Warning is a fair thing to do; I’m not a big fan of ‘Mankading’, says Finch
Canberra: Australian T20I skipper Aaron Finch indicated what his pace bowler Mitchell Starc did — warn England captain Jos Buttler about being out of his crease — was a fair thing to do, rather than effect a ‘Mankad’ dismissal in the third and final T20I at the Manuka Oval on Friday evening.
The final T20I was abandoned due of rain with Australia, chasing 112/2 in 12 overs, managing to reach 30/3 in 3.5 overs before the match was called off. England took the series 2-0, having won both the T20Is by identical eight-run margins.
Following the match being abandoned, Finch said he was not a great fan of ‘Mankading’ and that a warning to batters at the non-striker’s end to remain within the crease was sufficient.

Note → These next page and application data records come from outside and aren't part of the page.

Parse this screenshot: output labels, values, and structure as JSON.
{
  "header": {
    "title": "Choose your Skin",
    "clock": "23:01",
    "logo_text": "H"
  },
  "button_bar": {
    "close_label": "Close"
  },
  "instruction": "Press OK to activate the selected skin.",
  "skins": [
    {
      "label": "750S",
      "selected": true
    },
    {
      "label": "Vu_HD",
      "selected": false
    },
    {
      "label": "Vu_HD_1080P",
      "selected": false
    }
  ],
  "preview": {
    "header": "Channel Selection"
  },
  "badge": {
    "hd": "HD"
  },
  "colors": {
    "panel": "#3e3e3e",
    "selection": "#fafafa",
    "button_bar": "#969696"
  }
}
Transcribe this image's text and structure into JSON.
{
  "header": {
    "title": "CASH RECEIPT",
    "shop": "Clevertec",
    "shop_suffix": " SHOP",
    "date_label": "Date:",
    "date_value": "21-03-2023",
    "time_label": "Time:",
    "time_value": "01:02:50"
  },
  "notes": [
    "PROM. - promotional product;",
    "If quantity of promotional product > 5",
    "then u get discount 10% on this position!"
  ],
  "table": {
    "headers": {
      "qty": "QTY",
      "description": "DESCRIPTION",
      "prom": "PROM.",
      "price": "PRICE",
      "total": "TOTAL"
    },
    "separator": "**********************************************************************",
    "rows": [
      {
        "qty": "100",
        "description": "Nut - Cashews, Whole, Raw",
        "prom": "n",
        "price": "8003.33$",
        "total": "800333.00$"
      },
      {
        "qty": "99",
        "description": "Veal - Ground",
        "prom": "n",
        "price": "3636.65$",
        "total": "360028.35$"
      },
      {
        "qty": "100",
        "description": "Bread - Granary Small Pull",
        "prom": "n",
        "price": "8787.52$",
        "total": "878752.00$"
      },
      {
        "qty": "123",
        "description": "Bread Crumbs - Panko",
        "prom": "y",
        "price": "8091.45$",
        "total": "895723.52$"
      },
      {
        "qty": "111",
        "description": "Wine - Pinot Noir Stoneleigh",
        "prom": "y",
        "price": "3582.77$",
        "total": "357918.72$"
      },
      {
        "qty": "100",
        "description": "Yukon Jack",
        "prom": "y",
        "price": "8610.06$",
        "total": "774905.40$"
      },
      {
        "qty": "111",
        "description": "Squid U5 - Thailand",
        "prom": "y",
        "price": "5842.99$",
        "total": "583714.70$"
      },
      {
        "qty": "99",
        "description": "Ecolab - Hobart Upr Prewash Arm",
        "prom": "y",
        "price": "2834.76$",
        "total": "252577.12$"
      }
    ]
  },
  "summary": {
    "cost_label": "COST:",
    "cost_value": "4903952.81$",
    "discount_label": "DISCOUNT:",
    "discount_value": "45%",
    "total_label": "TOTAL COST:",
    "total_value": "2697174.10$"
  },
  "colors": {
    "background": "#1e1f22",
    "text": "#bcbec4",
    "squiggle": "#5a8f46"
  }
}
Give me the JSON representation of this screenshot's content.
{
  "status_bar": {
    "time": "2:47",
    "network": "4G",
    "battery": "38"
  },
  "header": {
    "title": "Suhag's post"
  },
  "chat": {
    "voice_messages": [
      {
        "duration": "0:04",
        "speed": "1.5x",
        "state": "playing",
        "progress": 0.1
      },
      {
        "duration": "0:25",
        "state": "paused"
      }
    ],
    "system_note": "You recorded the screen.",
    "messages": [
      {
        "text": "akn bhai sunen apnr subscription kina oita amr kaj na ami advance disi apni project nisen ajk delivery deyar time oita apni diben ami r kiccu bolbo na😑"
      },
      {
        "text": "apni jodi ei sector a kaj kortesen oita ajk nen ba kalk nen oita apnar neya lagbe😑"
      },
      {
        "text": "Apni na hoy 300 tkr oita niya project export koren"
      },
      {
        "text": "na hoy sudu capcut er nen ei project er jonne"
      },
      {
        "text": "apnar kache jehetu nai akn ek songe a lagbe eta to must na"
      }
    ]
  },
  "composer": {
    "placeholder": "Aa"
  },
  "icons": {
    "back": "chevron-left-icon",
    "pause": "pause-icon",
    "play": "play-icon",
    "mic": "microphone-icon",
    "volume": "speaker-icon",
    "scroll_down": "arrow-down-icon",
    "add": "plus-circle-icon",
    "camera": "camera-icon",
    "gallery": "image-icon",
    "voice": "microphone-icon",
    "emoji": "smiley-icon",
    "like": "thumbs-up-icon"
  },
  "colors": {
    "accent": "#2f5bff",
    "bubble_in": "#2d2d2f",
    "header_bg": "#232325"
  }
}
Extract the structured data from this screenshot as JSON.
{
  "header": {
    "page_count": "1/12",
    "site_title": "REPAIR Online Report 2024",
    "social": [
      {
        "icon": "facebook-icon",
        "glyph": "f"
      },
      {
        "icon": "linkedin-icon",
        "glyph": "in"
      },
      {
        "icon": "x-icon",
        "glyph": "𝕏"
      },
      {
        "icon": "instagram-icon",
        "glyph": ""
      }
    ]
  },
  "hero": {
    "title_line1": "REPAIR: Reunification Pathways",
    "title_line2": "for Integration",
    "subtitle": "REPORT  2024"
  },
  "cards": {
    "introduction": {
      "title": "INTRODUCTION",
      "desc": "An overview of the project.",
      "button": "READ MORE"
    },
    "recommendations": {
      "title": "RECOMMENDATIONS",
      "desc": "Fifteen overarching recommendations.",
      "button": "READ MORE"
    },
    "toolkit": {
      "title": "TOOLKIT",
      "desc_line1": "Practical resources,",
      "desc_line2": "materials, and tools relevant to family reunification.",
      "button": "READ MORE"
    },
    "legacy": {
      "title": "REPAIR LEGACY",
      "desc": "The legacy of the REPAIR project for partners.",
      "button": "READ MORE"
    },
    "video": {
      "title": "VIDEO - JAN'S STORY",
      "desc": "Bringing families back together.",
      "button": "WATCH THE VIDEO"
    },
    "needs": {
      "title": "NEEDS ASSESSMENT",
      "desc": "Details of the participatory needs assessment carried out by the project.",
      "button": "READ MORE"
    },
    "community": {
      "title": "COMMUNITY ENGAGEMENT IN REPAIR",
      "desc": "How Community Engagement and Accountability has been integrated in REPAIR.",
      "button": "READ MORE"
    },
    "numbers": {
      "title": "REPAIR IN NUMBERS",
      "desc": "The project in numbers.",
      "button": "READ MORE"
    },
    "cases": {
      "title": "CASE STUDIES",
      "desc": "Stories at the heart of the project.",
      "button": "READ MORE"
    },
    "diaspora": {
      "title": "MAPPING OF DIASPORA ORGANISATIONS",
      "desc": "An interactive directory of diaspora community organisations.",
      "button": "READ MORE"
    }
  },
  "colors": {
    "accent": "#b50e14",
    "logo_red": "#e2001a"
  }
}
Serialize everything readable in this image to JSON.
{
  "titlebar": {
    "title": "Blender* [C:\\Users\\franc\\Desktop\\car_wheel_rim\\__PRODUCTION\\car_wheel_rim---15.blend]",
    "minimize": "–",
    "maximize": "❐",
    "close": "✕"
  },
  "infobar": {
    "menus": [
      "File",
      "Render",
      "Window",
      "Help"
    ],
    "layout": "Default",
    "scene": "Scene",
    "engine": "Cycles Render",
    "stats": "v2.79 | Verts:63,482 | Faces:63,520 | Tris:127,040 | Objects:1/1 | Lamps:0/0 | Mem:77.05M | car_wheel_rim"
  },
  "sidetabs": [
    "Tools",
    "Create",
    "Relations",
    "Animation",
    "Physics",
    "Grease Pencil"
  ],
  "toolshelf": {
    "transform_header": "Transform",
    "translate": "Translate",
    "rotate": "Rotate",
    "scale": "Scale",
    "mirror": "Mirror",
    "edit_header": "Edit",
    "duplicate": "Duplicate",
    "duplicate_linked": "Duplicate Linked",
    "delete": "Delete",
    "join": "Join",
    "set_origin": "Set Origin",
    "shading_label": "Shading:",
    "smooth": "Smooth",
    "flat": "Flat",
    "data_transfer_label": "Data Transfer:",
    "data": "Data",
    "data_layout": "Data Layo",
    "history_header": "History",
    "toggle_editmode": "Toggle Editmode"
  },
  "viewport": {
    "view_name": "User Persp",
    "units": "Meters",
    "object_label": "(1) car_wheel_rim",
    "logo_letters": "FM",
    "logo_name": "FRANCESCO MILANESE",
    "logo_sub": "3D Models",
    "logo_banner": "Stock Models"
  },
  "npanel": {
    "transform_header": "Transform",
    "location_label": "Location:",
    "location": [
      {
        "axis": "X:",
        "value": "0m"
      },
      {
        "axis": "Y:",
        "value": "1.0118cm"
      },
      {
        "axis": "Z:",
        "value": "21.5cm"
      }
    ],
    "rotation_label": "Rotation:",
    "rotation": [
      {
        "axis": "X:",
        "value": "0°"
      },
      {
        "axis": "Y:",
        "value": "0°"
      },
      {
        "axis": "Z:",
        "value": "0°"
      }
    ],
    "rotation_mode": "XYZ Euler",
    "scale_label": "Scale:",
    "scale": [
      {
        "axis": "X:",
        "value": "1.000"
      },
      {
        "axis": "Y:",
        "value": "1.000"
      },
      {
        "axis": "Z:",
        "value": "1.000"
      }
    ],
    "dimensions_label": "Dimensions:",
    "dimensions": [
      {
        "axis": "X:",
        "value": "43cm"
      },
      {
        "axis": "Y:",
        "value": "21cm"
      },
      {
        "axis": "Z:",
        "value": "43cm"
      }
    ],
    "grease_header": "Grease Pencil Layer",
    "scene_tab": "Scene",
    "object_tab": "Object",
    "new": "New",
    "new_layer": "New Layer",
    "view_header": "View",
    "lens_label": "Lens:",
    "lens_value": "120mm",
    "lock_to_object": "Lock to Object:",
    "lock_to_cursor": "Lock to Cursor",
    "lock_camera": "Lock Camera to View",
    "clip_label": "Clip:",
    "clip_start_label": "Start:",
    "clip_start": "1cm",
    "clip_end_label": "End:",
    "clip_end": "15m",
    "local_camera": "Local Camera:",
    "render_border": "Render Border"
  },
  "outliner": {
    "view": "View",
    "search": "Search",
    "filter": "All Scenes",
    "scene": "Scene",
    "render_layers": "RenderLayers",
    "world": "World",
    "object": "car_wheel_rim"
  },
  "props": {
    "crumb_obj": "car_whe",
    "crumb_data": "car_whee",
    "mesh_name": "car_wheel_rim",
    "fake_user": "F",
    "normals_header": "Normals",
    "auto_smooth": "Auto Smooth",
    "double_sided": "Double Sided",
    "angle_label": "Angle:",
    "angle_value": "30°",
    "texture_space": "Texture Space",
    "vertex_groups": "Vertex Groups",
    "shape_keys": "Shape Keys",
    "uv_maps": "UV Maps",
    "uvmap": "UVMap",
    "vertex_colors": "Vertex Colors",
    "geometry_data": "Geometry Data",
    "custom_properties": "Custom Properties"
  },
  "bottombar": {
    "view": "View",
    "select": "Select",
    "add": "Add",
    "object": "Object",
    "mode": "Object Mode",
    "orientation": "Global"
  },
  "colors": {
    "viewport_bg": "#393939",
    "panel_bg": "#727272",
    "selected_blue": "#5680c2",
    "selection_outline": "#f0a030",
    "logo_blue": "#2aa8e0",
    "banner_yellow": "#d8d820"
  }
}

Australia’s Starc appeared to warn Buttler about being out of his crease, and the chatter was picked up on the stump mic.
In the post-match press conference, though Finch said he was unaware of what transpired between Starc and Buttler during the rain-interrupted match, he added it was fair to offer a warning to the batter, but admitted he wasn’t a personal fan of the method of dismissal.
“I wasn’t aware, had no idea about that,” Finch was quoted as saying by zerowicket.com. “I think if batters get a warning then it’s fair game after that. That would go for most teams, I assume, if you give the batter a warning that they are getting a little too much ground before the ball is bowled. But I’m not a big fan of it, to be fair, personally.”
‘Mankading’ recently hogged the headlines after last month’s controversial dismissal of England’s Charlie Dean by India spinner Deepti Sharma at the non-striker’s end during the third and final women’s ODI at Lord’s.
The incident prompted MCC to clarify the rules around such a dismissal, changing it from “unfair play” to “run out” in the game’s laws.